Monday, June 15, 2009

They really live here?

At the White House, that is. I can't imagine packing up and moving into the White House. Since I'll never be POTUS, it's ok that I can't imagine that, but it's still just odd to me that this remarkably historical place also serves as a residence. Anyway, one of the perks of working in the D.C. office as a tour rather than a permanent person is that you can occasionally take a little chunk of time away from your work day to do things like...oh, I don't know...go tour the White House. Provided someone (ah-hem, me) has the patience to coordinate a visit for said tours through a local (I still claim Texas as local...thank you, Senator Kay Bailey Hutchison) Congressional representative. Seriously, it's quite a process, the requesting eons ahead of time and gathering of social security numbers and harassing the poor aide who's in charge of coordinating everything and can't give you the final yes or no answer until about 36 hours before this event should commence.

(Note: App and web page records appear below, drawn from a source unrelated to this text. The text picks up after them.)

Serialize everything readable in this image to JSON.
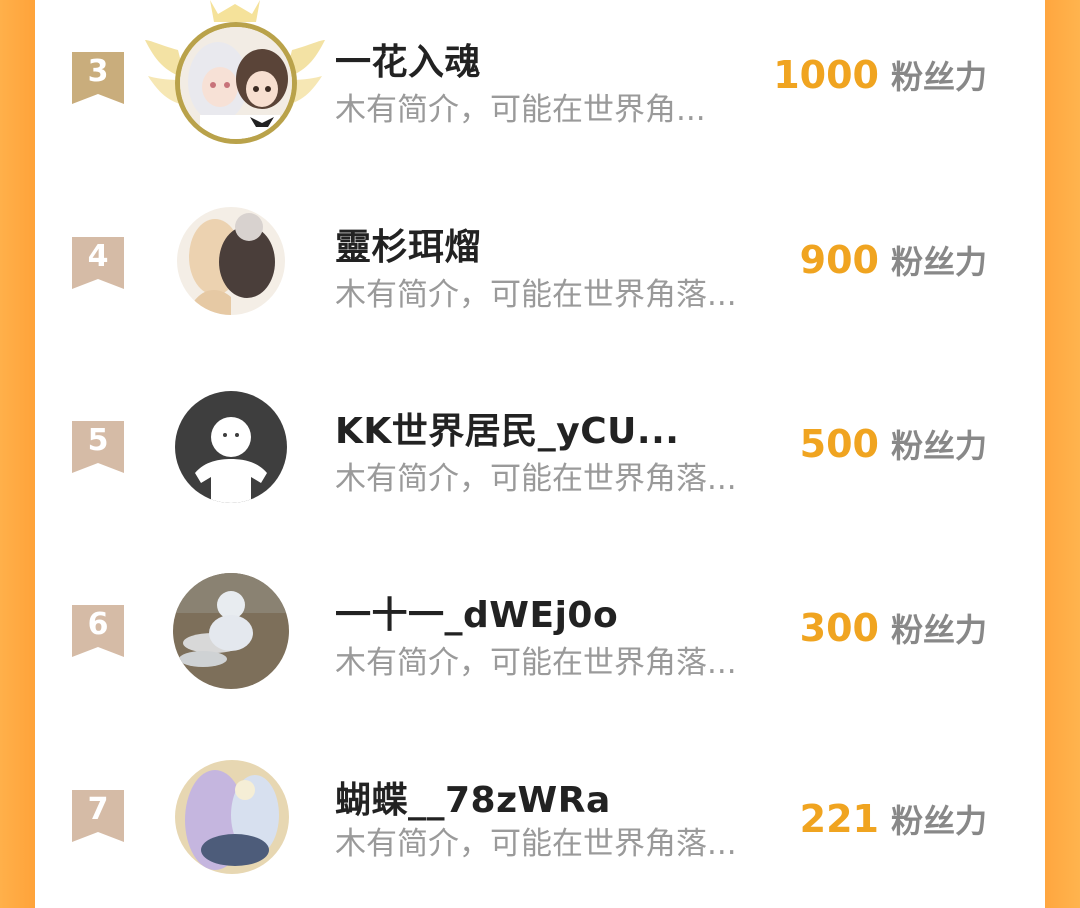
{
  "unit_label": "粉丝力",
  "colors": {
    "accent": "#f0a420",
    "side_gradient": "#ffa33a",
    "rank_badge": "#d3b8a4",
    "gold_ring": "#b9a24a"
  },
  "rows": [
    {
      "rank": "3",
      "name": "一花入魂",
      "intro": "木有简介，可能在世界角...",
      "score": "1000",
      "avatar": "anime-two-girls-avatar"
    },
    {
      "rank": "4",
      "name": "靈杉珥熘",
      "intro": "木有简介，可能在世界角落...",
      "score": "900",
      "avatar": "anime-couple-avatar"
    },
    {
      "rank": "5",
      "name": "KK世界居民_yCU...",
      "intro": "木有简介，可能在世界角落...",
      "score": "500",
      "avatar": "default-user-avatar"
    },
    {
      "rank": "6",
      "name": "一十一_dWEj0o",
      "intro": "木有简介，可能在世界角落...",
      "score": "300",
      "avatar": "snowman-photo-avatar"
    },
    {
      "rank": "7",
      "name": "蝴蝶__78zWRa",
      "intro": "木有简介，可能在世界角落...",
      "score": "221",
      "avatar": "fantasy-art-avatar"
    }
  ]
}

Last Thursday morning about fifteen of us gathered in the lobby at work and then walked over to the White House to check out the home of the First Family and all of the inner goings-on. I was secretly hoping that Michelle would pop out and offer us some coffee...or that we might see adorable little Bo frolicking about on the lawn. Well, let me just put that to rest and say that we didn't not see/greet/come anywhere near any two-legged or four-legged member of the Obama family. Stinkers. However, we did get to feel kinda important for about a second as we lined up alphabetically by last name and made our way past the security/Army/defender of the free world guy who checked our names off the pre-approved list and allowed us to proceed on to the metal detector.

Now, we'd read beforehand that the tour is self-guided, and they really mean it. You're handed a combo map/pamphlet and told to escort yourself through several rooms on the ground and state floors of the East Wing. There are security officers in each room who are there to answer any questions you may have (along with serving an actual security purpose, I'm sure) as well as a few explanatory signs posted along the way, but we made do with our handy pamphlet. There were a few other groups who seemed to have some fairly knowledgeable people leading them around, but we never could determine exactly where those people came from. Of course, no cameras allowed anywhere near this tour, but I do have a few tidbits for you, made out of words rather than images, of a few of the rooms we got to see:

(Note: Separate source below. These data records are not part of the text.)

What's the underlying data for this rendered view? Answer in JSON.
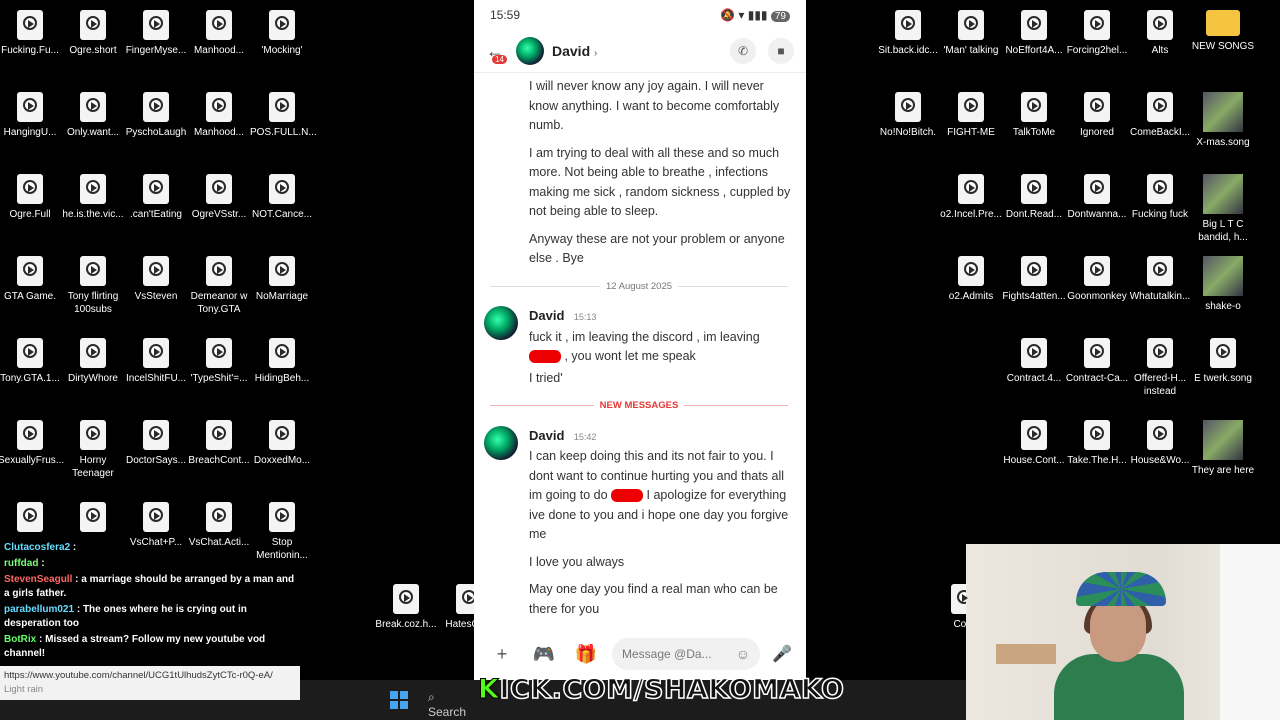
{
  "desktop_left": [
    {
      "label": "Fucking.Fu...",
      "kind": "video"
    },
    {
      "label": "Ogre.short",
      "kind": "video"
    },
    {
      "label": "FingerMyse...",
      "kind": "video"
    },
    {
      "label": "Manhood...",
      "kind": "video"
    },
    {
      "label": "'Mocking'",
      "kind": "video"
    },
    {
      "label": "HangingU...",
      "kind": "video"
    },
    {
      "label": "Only.want...",
      "kind": "video"
    },
    {
      "label": "PyschoLaugh",
      "kind": "video"
    },
    {
      "label": "Manhood...",
      "kind": "video"
    },
    {
      "label": "POS.FULL.N...",
      "kind": "video"
    },
    {
      "label": "Ogre.Full",
      "kind": "video"
    },
    {
      "label": "he.is.the.vic...",
      "kind": "video"
    },
    {
      "label": ".can'tEating",
      "kind": "video"
    },
    {
      "label": "OgreVSstr...",
      "kind": "video"
    },
    {
      "label": "NOT.Cance...",
      "kind": "video"
    },
    {
      "label": "GTA Game.",
      "kind": "video"
    },
    {
      "label": "Tony flirting 100subs",
      "kind": "video"
    },
    {
      "label": "VsSteven",
      "kind": "video"
    },
    {
      "label": "Demeanor w Tony.GTA",
      "kind": "video"
    },
    {
      "label": "NoMarriage",
      "kind": "video"
    },
    {
      "label": "Tony.GTA.1...",
      "kind": "video"
    },
    {
      "label": "DirtyWhore",
      "kind": "video"
    },
    {
      "label": "IncelShitFU...",
      "kind": "video"
    },
    {
      "label": "'TypeShit'=...",
      "kind": "video"
    },
    {
      "label": "HidingBeh...",
      "kind": "video"
    },
    {
      "label": "SexuallyFrus...",
      "kind": "video"
    },
    {
      "label": "Horny Teenager",
      "kind": "video"
    },
    {
      "label": "DoctorSays...",
      "kind": "video"
    },
    {
      "label": "BreachCont...",
      "kind": "video"
    },
    {
      "label": "DoxxedMo...",
      "kind": "video"
    },
    {
      "label": "",
      "kind": "video"
    },
    {
      "label": "",
      "kind": "video"
    },
    {
      "label": "VsChat+P...",
      "kind": "video"
    },
    {
      "label": "VsChat.Acti...",
      "kind": "video"
    },
    {
      "label": "Stop Mentionin...",
      "kind": "video"
    },
    {
      "label": "Break.coz.h...",
      "kind": "video"
    },
    {
      "label": "HatesCo...",
      "kind": "video"
    }
  ],
  "desktop_right": [
    {
      "label": "Sit.back.idc...",
      "kind": "video"
    },
    {
      "label": "'Man' talking",
      "kind": "video"
    },
    {
      "label": "NoEffort4A...",
      "kind": "video"
    },
    {
      "label": "Forcing2hel...",
      "kind": "video"
    },
    {
      "label": "Alts",
      "kind": "video"
    },
    {
      "label": "NEW SONGS",
      "kind": "folder"
    },
    {
      "label": "No!No!Bitch.",
      "kind": "video"
    },
    {
      "label": "FIGHT-ME",
      "kind": "video"
    },
    {
      "label": "TalkToMe",
      "kind": "video"
    },
    {
      "label": "Ignored",
      "kind": "video"
    },
    {
      "label": "ComeBackI...",
      "kind": "video"
    },
    {
      "label": "X-mas.song",
      "kind": "thumb"
    },
    {
      "label": "o2.Incel.Pre...",
      "kind": "video"
    },
    {
      "label": "Dont.Read...",
      "kind": "video"
    },
    {
      "label": "Dontwanna...",
      "kind": "video"
    },
    {
      "label": "Fucking fuck",
      "kind": "video"
    },
    {
      "label": "Big L T C bandid, h...",
      "kind": "thumb"
    },
    {
      "label": "o2.Admits",
      "kind": "video"
    },
    {
      "label": "Fights4atten...",
      "kind": "video"
    },
    {
      "label": "Goonmonkey",
      "kind": "video"
    },
    {
      "label": "Whatutalkin...",
      "kind": "video"
    },
    {
      "label": "shake-o",
      "kind": "thumb"
    },
    {
      "label": "Contract.4...",
      "kind": "video"
    },
    {
      "label": "Contract-Ca...",
      "kind": "video"
    },
    {
      "label": "Offered-H... instead",
      "kind": "video"
    },
    {
      "label": "E twerk.song",
      "kind": "video"
    },
    {
      "label": "House.Cont...",
      "kind": "video"
    },
    {
      "label": "Take.The.H...",
      "kind": "video"
    },
    {
      "label": "House&Wo...",
      "kind": "video"
    },
    {
      "label": "They are here",
      "kind": "thumb"
    },
    {
      "label": "Cont",
      "kind": "video"
    }
  ],
  "phone": {
    "time": "15:59",
    "battery": "79",
    "back_badge": "14",
    "contact_name": "David",
    "call_icon": "phone-icon",
    "video_icon": "video-icon",
    "earlier_lines": [
      "I will never know any joy again. I will never know anything. I want to become comfortably numb.",
      "I am trying to deal with all these and so much more. Not being able to breathe , infections making me sick , random sickness , cuppled by not being able to sleep.",
      "Anyway these are not your problem or anyone else . Bye"
    ],
    "date_divider": "12 August 2025",
    "msg1": {
      "author": "David",
      "time": "15:13",
      "line1": "fuck it , im leaving the discord , im leaving",
      "line2_after_redaction": ", you wont let me speak",
      "line3": "I tried'"
    },
    "new_messages_label": "NEW MESSAGES",
    "msg2": {
      "author": "David",
      "time": "15:42",
      "p1_before_redaction": "I can keep doing this and its not fair to you. I dont want to continue hurting you and thats all im going to do",
      "p1_after_redaction": "I apologize for everything ive done to you and i hope one day you forgive me",
      "p2": "I love you always",
      "p3": "May one day you find a real man who can be there for you"
    },
    "composer_placeholder": "Message @Da...",
    "composer_icons": [
      "plus-icon",
      "gamepad-icon",
      "gift-icon",
      "emoji-icon",
      "mic-icon"
    ]
  },
  "taskbar": {
    "search_label": "Search",
    "overlay_text_k": "K",
    "overlay_text_rest": "ICK.COM/SHAKOMAKO"
  },
  "chat": [
    {
      "user": "Clutacosfera2",
      "text": "",
      "color": "#66ddff"
    },
    {
      "user": "ruffdad",
      "text": "",
      "color": "#7cff7c"
    },
    {
      "user": "StevenSeagull",
      "text": "a marriage should be arranged by a man and a girls father.",
      "color": "#ff6666"
    },
    {
      "user": "parabellum021",
      "text": "The ones where he is crying out in desperation too",
      "color": "#66ddff"
    },
    {
      "user": "BotRix",
      "text": "Missed a stream? Follow my new youtube vod channel!",
      "color": "#66ff66"
    }
  ],
  "chat_link": "https://www.youtube.com/channel/UCG1tUlhudsZytCTc-r0Q-eA/",
  "chat_weather": "Light rain"
}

  • East Room - the largest room in the White House, it is used for receptions, ceremonies, press conferences, and other events. Nellie Grant, Alice Roosevelt, and Lynda Bird Johnson held their weddings here, and the bodies of seven Presidents have lain in state in this room. When we were there it was set up for a jazz concert later that evening. They only hold tours in the morning, and then they whisk away the ropes and poles and mats, put all the rugs back in place, and go on with their days.
  • Blue Room - often used by the President to receive guests, and it is furnished to represent the period of James Monroe. The White House Christmas tree is placed in this room.
  • Red Room - frequently used for small receptions and often a favorite room of the First Ladies. John Adams used it as a breakfast room, and Rutherford B. Hayes took the oath of office there in 1877.
  • Other rooms we could take a peek in and/or walk through - library, Vermeil Room, China Room, Green Room, State Dining Room, and the entrance and cross halls.

We saw quite a few portraits along the way, including 1797 portrait of George Washington that has hung in the White House since 1800. Dolly Madison saved it when the British burned the White House in 1814 in retaliation for the destruction of some public buildings in Canada by American troops. And a couple more history bits for you...every President except George Washington has conducted the government of the nation here, and the Trumans had to move out from 1948-1952 when the severely weakened structure was rebuilt.

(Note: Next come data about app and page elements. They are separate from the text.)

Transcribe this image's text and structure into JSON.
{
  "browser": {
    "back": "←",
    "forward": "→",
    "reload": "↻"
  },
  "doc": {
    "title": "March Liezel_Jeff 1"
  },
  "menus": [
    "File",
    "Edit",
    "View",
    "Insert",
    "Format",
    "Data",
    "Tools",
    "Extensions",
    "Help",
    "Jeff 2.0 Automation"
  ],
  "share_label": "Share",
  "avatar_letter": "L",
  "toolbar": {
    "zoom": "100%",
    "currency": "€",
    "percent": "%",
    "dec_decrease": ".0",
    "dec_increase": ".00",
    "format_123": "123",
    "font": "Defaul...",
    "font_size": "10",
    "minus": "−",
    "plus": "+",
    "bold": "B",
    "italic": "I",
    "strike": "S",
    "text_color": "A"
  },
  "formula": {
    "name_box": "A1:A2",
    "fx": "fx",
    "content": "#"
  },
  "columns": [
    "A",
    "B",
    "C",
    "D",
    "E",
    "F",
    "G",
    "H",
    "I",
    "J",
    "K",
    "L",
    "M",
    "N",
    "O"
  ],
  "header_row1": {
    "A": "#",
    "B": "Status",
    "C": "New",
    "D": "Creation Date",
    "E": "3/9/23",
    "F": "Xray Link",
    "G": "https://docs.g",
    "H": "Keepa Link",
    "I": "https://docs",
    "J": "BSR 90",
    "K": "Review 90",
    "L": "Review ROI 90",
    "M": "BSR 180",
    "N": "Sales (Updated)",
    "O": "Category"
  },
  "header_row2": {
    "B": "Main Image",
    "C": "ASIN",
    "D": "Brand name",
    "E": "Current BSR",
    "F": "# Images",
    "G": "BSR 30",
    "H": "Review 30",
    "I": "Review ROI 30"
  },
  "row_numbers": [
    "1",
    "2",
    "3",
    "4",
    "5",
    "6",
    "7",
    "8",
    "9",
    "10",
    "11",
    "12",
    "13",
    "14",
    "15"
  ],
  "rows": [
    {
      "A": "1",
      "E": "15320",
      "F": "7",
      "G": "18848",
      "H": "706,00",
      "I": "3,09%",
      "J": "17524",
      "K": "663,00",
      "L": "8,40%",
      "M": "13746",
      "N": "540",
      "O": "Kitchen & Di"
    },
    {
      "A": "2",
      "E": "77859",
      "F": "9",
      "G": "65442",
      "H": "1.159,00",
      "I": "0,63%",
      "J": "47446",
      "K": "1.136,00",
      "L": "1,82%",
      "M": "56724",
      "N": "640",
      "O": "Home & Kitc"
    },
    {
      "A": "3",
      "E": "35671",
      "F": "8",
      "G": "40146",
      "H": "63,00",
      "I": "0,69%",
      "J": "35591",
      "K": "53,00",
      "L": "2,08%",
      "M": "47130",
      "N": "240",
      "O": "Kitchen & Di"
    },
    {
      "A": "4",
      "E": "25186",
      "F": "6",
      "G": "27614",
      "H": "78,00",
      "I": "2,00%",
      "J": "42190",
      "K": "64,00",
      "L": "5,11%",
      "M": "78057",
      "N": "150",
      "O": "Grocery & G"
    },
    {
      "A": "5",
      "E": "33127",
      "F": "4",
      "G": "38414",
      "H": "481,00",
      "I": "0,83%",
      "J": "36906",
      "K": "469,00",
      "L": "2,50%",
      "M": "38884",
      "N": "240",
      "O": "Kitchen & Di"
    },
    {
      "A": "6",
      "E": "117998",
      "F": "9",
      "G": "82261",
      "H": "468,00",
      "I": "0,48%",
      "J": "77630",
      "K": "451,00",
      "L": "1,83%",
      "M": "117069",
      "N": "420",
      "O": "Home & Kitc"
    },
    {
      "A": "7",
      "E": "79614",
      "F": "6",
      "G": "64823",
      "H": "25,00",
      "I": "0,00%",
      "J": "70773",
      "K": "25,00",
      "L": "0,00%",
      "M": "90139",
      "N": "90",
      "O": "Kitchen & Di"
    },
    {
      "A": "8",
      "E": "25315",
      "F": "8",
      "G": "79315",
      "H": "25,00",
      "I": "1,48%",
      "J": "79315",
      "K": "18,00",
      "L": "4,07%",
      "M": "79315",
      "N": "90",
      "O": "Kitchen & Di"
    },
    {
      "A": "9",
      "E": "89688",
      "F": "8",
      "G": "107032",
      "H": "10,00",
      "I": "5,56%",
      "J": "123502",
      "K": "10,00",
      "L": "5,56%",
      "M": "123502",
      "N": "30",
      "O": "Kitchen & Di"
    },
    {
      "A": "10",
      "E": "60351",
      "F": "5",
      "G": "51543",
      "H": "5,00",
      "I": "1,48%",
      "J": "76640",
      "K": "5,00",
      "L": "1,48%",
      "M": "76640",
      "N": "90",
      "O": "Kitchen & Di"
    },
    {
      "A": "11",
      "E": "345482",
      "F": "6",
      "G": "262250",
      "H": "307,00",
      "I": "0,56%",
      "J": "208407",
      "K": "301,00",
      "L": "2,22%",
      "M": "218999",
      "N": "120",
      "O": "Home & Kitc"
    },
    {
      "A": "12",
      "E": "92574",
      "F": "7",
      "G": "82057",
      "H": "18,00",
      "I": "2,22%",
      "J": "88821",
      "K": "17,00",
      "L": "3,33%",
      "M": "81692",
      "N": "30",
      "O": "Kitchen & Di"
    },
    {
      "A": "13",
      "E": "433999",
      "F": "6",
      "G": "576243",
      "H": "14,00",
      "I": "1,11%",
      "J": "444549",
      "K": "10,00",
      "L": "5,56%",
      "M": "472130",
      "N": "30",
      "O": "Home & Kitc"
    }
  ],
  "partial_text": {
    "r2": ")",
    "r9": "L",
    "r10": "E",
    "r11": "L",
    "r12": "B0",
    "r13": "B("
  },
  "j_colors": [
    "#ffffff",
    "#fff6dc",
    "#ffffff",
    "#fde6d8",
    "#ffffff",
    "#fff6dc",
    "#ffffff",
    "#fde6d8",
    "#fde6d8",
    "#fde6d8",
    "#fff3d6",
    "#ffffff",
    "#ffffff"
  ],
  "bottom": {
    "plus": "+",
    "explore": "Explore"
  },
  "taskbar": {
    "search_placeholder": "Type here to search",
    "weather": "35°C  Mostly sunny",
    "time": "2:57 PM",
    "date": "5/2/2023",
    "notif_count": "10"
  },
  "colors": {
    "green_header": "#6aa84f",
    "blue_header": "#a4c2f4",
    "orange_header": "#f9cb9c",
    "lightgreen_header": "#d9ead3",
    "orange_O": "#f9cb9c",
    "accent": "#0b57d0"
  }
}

All in all, we zipped through in about 30 minutes. We probably could have gotten a bit more out of the experience with a stop at the White House Visitor Center, but I'll probably go hit up in some random winter month when it's less clogged with tour groups.

I got to go see the President's house! From the inside!


Trinity said...

Shame you didn't get to see Obama. That would have been much cooler.

Erin said...

Definitely would have made it cooler. I need to figure out how to spot this man around town in the next year and a half.

Diana said...

Oh, Trinity and I need to get the gears going on that so we can take a tour when we come visit! Maybe I can get your expert advice on where/how to start the process?!?

Belinda said...

So cool that you got to go inside the White House!!! You are making the best of your time in DC :)